Supplied records:
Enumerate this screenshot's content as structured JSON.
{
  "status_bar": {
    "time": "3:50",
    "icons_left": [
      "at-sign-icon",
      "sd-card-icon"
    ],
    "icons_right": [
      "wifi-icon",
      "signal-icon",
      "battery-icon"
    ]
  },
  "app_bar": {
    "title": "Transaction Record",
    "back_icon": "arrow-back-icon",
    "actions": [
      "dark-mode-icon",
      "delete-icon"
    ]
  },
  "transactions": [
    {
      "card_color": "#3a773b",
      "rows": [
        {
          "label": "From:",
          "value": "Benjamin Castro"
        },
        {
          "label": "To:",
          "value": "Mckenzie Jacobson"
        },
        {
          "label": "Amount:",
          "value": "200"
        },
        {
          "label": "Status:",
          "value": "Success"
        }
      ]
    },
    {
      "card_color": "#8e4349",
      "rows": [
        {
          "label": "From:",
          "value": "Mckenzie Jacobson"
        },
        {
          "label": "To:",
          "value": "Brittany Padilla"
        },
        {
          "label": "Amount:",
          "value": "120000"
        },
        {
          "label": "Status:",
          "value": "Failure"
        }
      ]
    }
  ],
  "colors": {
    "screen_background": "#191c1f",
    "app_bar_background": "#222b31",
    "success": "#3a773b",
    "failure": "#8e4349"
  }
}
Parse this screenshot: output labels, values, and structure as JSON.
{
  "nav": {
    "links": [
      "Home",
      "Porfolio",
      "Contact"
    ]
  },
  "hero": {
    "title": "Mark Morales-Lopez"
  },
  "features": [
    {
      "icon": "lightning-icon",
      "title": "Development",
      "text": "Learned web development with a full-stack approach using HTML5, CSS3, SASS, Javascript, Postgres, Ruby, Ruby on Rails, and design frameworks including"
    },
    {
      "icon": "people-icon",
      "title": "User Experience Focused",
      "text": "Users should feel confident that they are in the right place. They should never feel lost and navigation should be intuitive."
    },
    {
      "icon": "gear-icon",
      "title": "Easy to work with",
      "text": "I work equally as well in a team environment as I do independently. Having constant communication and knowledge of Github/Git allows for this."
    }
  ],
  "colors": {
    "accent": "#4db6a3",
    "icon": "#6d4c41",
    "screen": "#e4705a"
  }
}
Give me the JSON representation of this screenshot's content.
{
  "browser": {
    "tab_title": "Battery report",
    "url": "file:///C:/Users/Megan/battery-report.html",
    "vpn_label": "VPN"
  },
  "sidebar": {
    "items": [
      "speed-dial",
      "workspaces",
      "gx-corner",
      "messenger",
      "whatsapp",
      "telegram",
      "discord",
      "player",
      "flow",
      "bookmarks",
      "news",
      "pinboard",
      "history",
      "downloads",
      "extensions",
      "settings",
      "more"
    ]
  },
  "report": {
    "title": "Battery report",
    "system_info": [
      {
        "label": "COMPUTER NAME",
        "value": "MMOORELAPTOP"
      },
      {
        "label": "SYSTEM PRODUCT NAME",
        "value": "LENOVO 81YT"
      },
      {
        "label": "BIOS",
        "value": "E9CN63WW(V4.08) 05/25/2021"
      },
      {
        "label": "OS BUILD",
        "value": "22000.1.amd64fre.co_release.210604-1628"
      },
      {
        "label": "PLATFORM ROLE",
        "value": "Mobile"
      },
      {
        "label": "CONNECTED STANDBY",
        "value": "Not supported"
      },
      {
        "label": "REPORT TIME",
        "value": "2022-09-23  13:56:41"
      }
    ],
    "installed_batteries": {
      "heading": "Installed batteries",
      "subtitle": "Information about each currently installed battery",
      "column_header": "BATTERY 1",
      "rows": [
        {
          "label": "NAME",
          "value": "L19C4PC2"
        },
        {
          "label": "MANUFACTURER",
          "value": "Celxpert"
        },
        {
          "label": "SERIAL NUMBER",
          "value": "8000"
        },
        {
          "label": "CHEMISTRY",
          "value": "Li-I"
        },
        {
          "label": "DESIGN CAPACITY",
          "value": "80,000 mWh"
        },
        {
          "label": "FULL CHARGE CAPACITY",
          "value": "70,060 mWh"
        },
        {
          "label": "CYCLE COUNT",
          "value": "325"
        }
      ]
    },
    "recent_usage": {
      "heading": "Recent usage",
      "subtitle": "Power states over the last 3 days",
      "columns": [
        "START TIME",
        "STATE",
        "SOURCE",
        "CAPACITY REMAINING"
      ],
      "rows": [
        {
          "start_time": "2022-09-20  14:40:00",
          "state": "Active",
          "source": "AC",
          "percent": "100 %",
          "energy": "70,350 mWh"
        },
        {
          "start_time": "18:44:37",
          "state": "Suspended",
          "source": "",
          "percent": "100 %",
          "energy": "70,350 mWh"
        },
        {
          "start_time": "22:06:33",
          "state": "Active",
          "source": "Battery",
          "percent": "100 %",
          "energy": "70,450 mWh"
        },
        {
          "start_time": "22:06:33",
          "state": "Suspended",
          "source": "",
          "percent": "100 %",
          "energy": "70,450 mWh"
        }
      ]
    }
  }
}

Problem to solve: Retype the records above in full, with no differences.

Answer box:
Enumerate this screenshot's content as structured JSON.
{
  "status_bar": {
    "time": "3:50",
    "icons_left": [
      "at-sign-icon",
      "sd-card-icon"
    ],
    "icons_right": [
      "wifi-icon",
      "signal-icon",
      "battery-icon"
    ]
  },
  "app_bar": {
    "title": "Transaction Record",
    "back_icon": "arrow-back-icon",
    "actions": [
      "dark-mode-icon",
      "delete-icon"
    ]
  },
  "transactions": [
    {
      "card_color": "#3a773b",
      "rows": [
        {
          "label": "From:",
          "value": "Benjamin Castro"
        },
        {
          "label": "To:",
          "value": "Mckenzie Jacobson"
        },
        {
          "label": "Amount:",
          "value": "200"
        },
        {
          "label": "Status:",
          "value": "Success"
        }
      ]
    },
    {
      "card_color": "#8e4349",
      "rows": [
        {
          "label": "From:",
          "value": "Mckenzie Jacobson"
        },
        {
          "label": "To:",
          "value": "Brittany Padilla"
        },
        {
          "label": "Amount:",
          "value": "120000"
        },
        {
          "label": "Status:",
          "value": "Failure"
        }
      ]
    }
  ],
  "colors": {
    "screen_background": "#191c1f",
    "app_bar_background": "#222b31",
    "success": "#3a773b",
    "failure": "#8e4349"
  }
}
Parse this screenshot: output labels, values, and structure as JSON.
{
  "nav": {
    "links": [
      "Home",
      "Porfolio",
      "Contact"
    ]
  },
  "hero": {
    "title": "Mark Morales-Lopez"
  },
  "features": [
    {
      "icon": "lightning-icon",
      "title": "Development",
      "text": "Learned web development with a full-stack approach using HTML5, CSS3, SASS, Javascript, Postgres, Ruby, Ruby on Rails, and design frameworks including"
    },
    {
      "icon": "people-icon",
      "title": "User Experience Focused",
      "text": "Users should feel confident that they are in the right place. They should never feel lost and navigation should be intuitive."
    },
    {
      "icon": "gear-icon",
      "title": "Easy to work with",
      "text": "I work equally as well in a team environment as I do independently. Having constant communication and knowledge of Github/Git allows for this."
    }
  ],
  "colors": {
    "accent": "#4db6a3",
    "icon": "#6d4c41",
    "screen": "#e4705a"
  }
}
Give me the JSON representation of this screenshot's content.
{
  "browser": {
    "tab_title": "Battery report",
    "url": "file:///C:/Users/Megan/battery-report.html",
    "vpn_label": "VPN"
  },
  "sidebar": {
    "items": [
      "speed-dial",
      "workspaces",
      "gx-corner",
      "messenger",
      "whatsapp",
      "telegram",
      "discord",
      "player",
      "flow",
      "bookmarks",
      "news",
      "pinboard",
      "history",
      "downloads",
      "extensions",
      "settings",
      "more"
    ]
  },
  "report": {
    "title": "Battery report",
    "system_info": [
      {
        "label": "COMPUTER NAME",
        "value": "MMOORELAPTOP"
      },
      {
        "label": "SYSTEM PRODUCT NAME",
        "value": "LENOVO 81YT"
      },
      {
        "label": "BIOS",
        "value": "E9CN63WW(V4.08) 05/25/2021"
      },
      {
        "label": "OS BUILD",
        "value": "22000.1.amd64fre.co_release.210604-1628"
      },
      {
        "label": "PLATFORM ROLE",
        "value": "Mobile"
      },
      {
        "label": "CONNECTED STANDBY",
        "value": "Not supported"
      },
      {
        "label": "REPORT TIME",
        "value": "2022-09-23  13:56:41"
      }
    ],
    "installed_batteries": {
      "heading": "Installed batteries",
      "subtitle": "Information about each currently installed battery",
      "column_header": "BATTERY 1",
      "rows": [
        {
          "label": "NAME",
          "value": "L19C4PC2"
        },
        {
          "label": "MANUFACTURER",
          "value": "Celxpert"
        },
        {
          "label": "SERIAL NUMBER",
          "value": "8000"
        },
        {
          "label": "CHEMISTRY",
          "value": "Li-I"
        },
        {
          "label": "DESIGN CAPACITY",
          "value": "80,000 mWh"
        },
        {
          "label": "FULL CHARGE CAPACITY",
          "value": "70,060 mWh"
        },
        {
          "label": "CYCLE COUNT",
          "value": "325"
        }
      ]
    },
    "recent_usage": {
      "heading": "Recent usage",
      "subtitle": "Power states over the last 3 days",
      "columns": [
        "START TIME",
        "STATE",
        "SOURCE",
        "CAPACITY REMAINING"
      ],
      "rows": [
        {
          "start_time": "2022-09-20  14:40:00",
          "state": "Active",
          "source": "AC",
          "percent": "100 %",
          "energy": "70,350 mWh"
        },
        {
          "start_time": "18:44:37",
          "state": "Suspended",
          "source": "",
          "percent": "100 %",
          "energy": "70,350 mWh"
        },
        {
          "start_time": "22:06:33",
          "state": "Active",
          "source": "Battery",
          "percent": "100 %",
          "energy": "70,450 mWh"
        },
        {
          "start_time": "22:06:33",
          "state": "Suspended",
          "source": "",
          "percent": "100 %",
          "energy": "70,450 mWh"
        }
      ]
    }
  }
}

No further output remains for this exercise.